WORK INSTRUCTIONS
Output all the data exactly. Pictures do not belong in the copy.

(Records from a data source)
━━━━━━━━━━━━━━━━
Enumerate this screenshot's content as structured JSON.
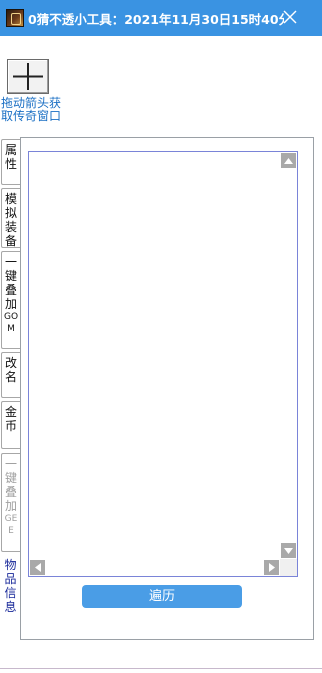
{
  "window": {
    "title": "0猜不透小工具：2021年11月30日15时40分1..."
  },
  "crosshair": {
    "label": "拖动箭头获取传奇窗口"
  },
  "tabs": [
    {
      "label": "属性",
      "suffix": "",
      "state": "normal"
    },
    {
      "label": "模拟装备",
      "suffix": "",
      "state": "normal"
    },
    {
      "label": "一键叠加",
      "suffix": "GOM",
      "state": "normal"
    },
    {
      "label": "改名",
      "suffix": "",
      "state": "normal"
    },
    {
      "label": "金币",
      "suffix": "",
      "state": "normal"
    },
    {
      "label": "一键叠加",
      "suffix": "GEE",
      "state": "disabled"
    },
    {
      "label": "物品信息",
      "suffix": "",
      "state": "active"
    }
  ],
  "actions": {
    "traverse_label": "遍历"
  },
  "colors": {
    "titlebar": "#3a93e2",
    "accent_button": "#4a9de6",
    "link_text": "#1a6fc4",
    "active_tab_text": "#1a2a9a"
  }
}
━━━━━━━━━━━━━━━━
WRITTEN REPLY
Enumerate this screenshot's content as structured JSON.
{
  "window": {
    "title": "0猜不透小工具：2021年11月30日15时40分1..."
  },
  "crosshair": {
    "label": "拖动箭头获取传奇窗口"
  },
  "tabs": [
    {
      "label": "属性",
      "suffix": "",
      "state": "normal"
    },
    {
      "label": "模拟装备",
      "suffix": "",
      "state": "normal"
    },
    {
      "label": "一键叠加",
      "suffix": "GOM",
      "state": "normal"
    },
    {
      "label": "改名",
      "suffix": "",
      "state": "normal"
    },
    {
      "label": "金币",
      "suffix": "",
      "state": "normal"
    },
    {
      "label": "一键叠加",
      "suffix": "GEE",
      "state": "disabled"
    },
    {
      "label": "物品信息",
      "suffix": "",
      "state": "active"
    }
  ],
  "actions": {
    "traverse_label": "遍历"
  },
  "colors": {
    "titlebar": "#3a93e2",
    "accent_button": "#4a9de6",
    "link_text": "#1a6fc4",
    "active_tab_text": "#1a2a9a"
  }
}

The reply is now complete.